San Bernardino Shootings Set Up Major Clash Between Government, Apple

The terror attack in San Bernardino in December has set up a major clash between the U.S. Government and Apple Computer--and potentially the entire tech industry--after a judge signed an order yesterday in Riverside ordering Apple to disable the data wiping features on the Apple iPhone used by the shooters in the attack. The order has asked Apple to disable the feature on its phones which completely wipes the data on a phone after 10 incorrect tries at entering a password, in order for the FBI to access contacts, photos, iMessages, and other data.

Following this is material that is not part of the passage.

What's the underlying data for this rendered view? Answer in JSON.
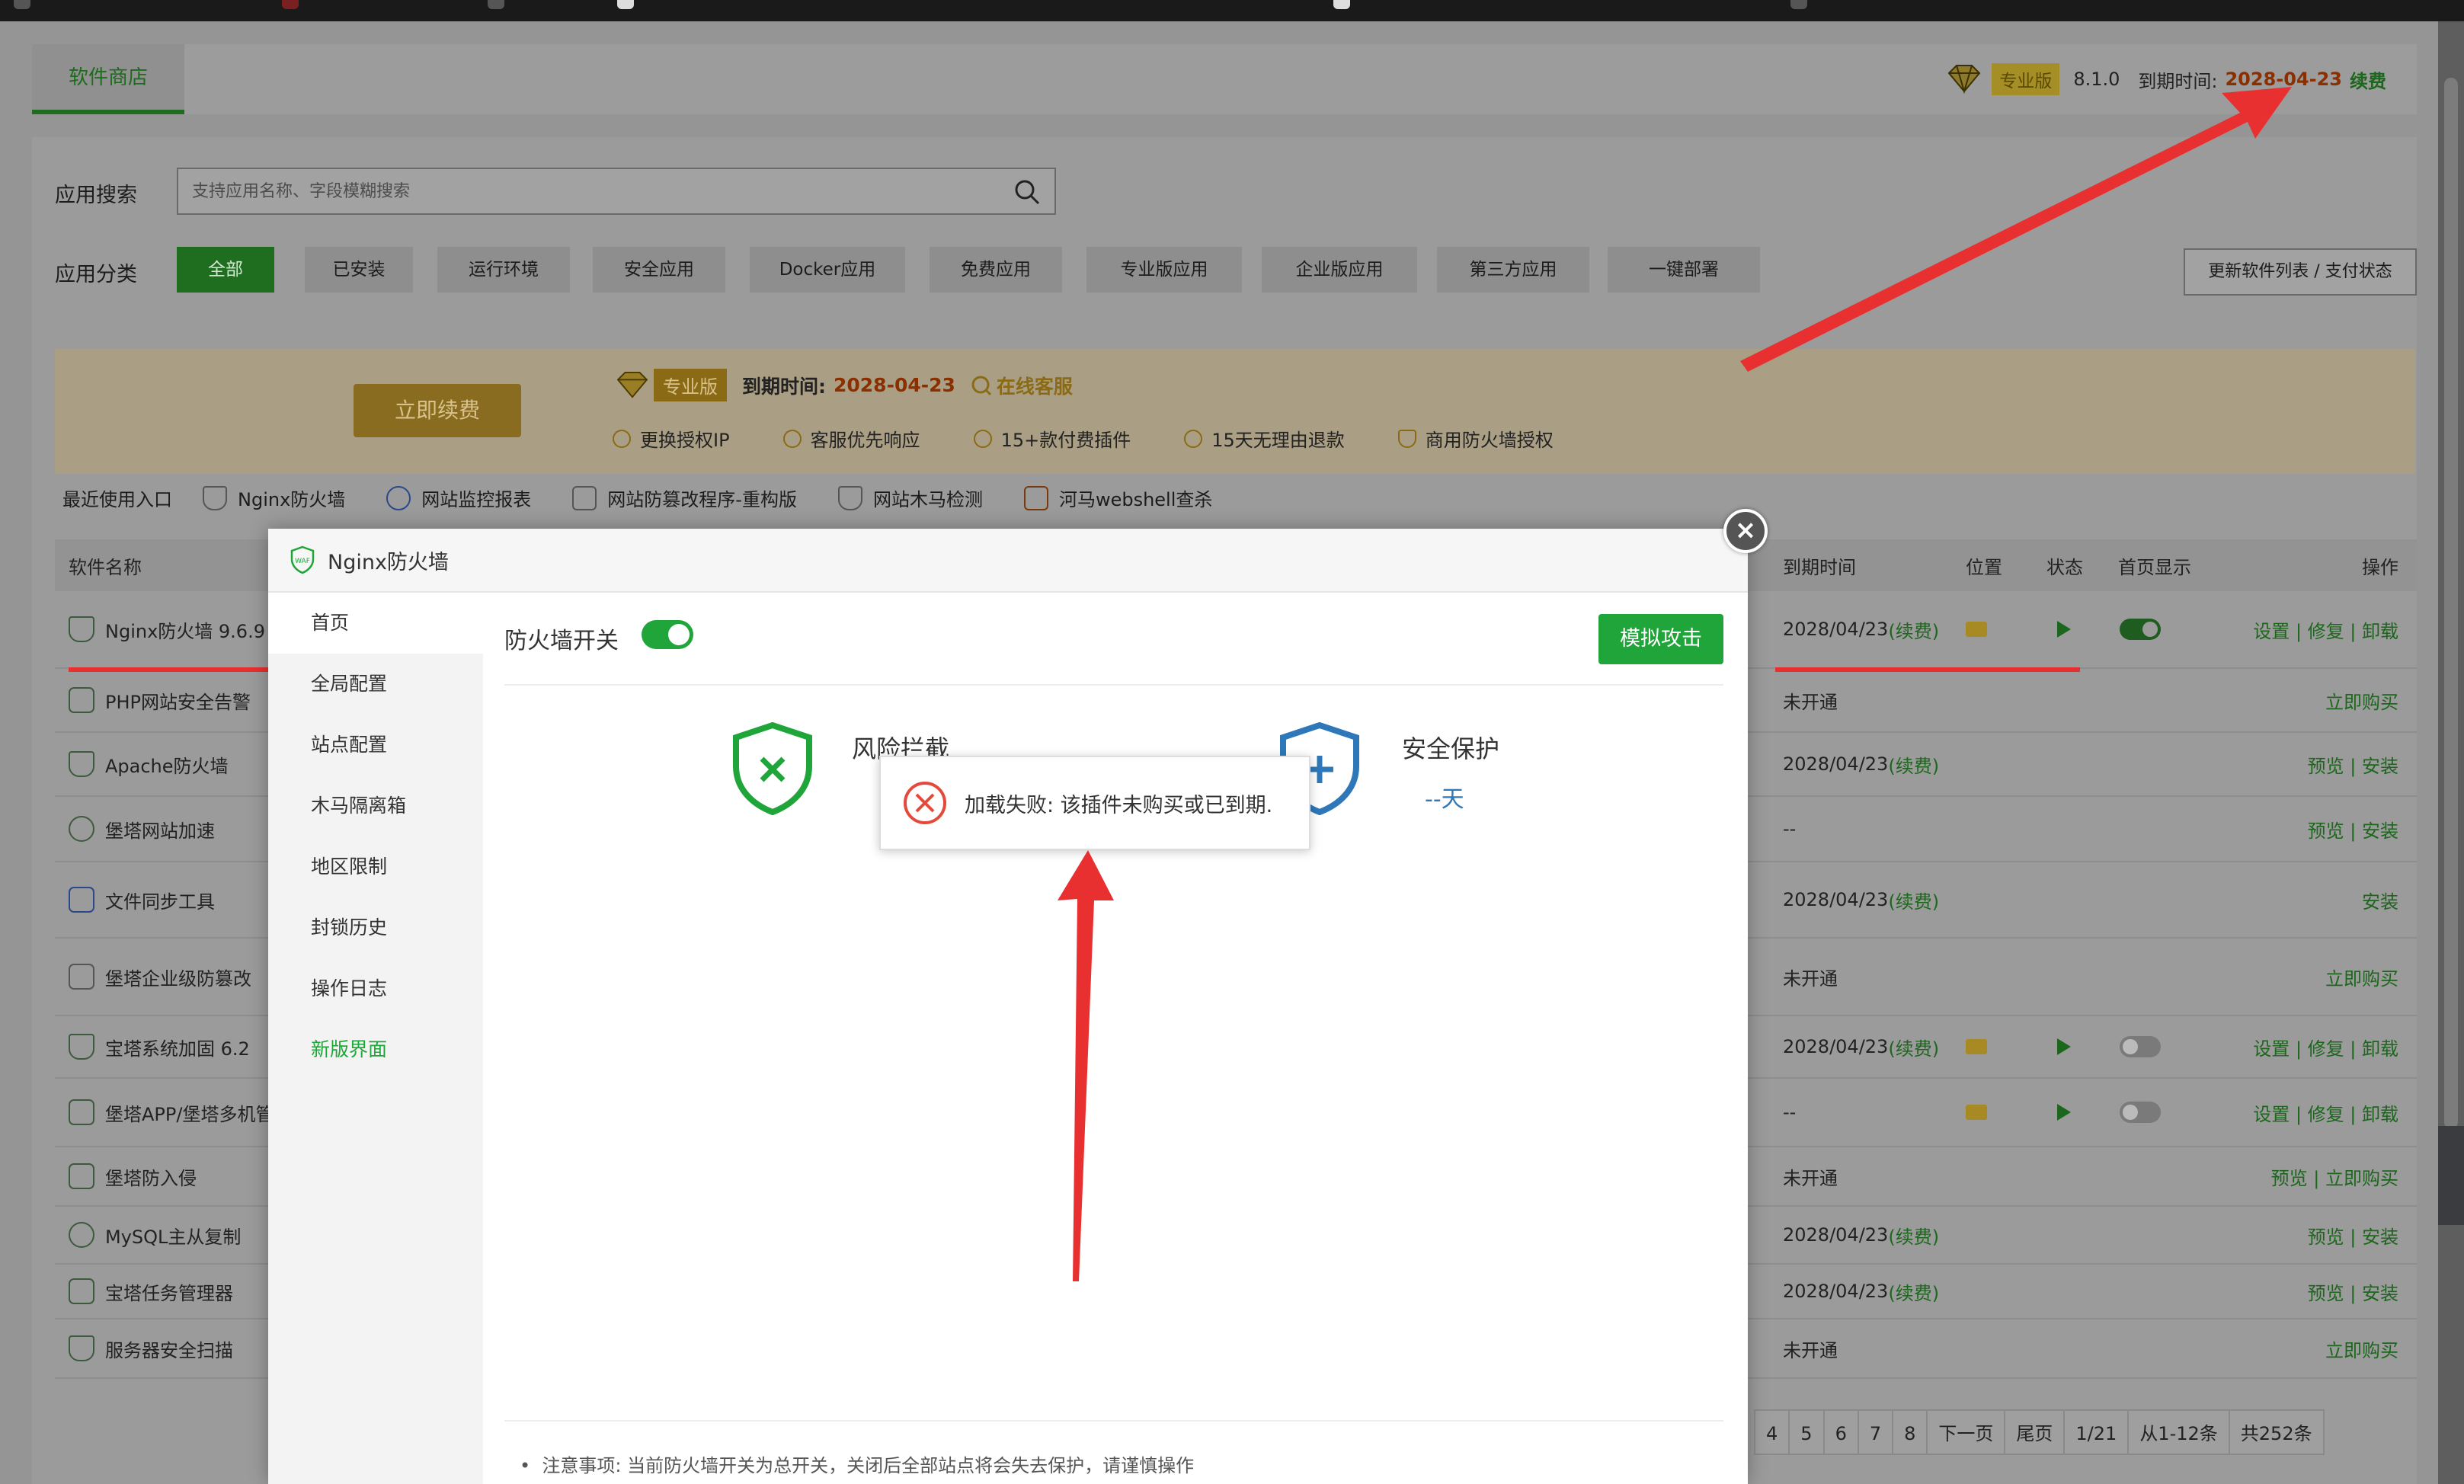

The agency hopes that information might help it figure out if Syed Rizwan Farook and his wife, Tashfeen Malik, were in communications with other attackers, had other potential targets, or had support from others. The order apparently does not ask Apple to break the encryption on the terrorists' iPhone, only to allow the FBI to "brute force" the password to access the phone. Apple, taking what could end up being a very controversial stance in helping to shield the data of the San Bernardino terrorists, said in a statement posted on its website that complying with the order would "threaten the security of its customers" and that the order has "implications far beyond the legal case at hand".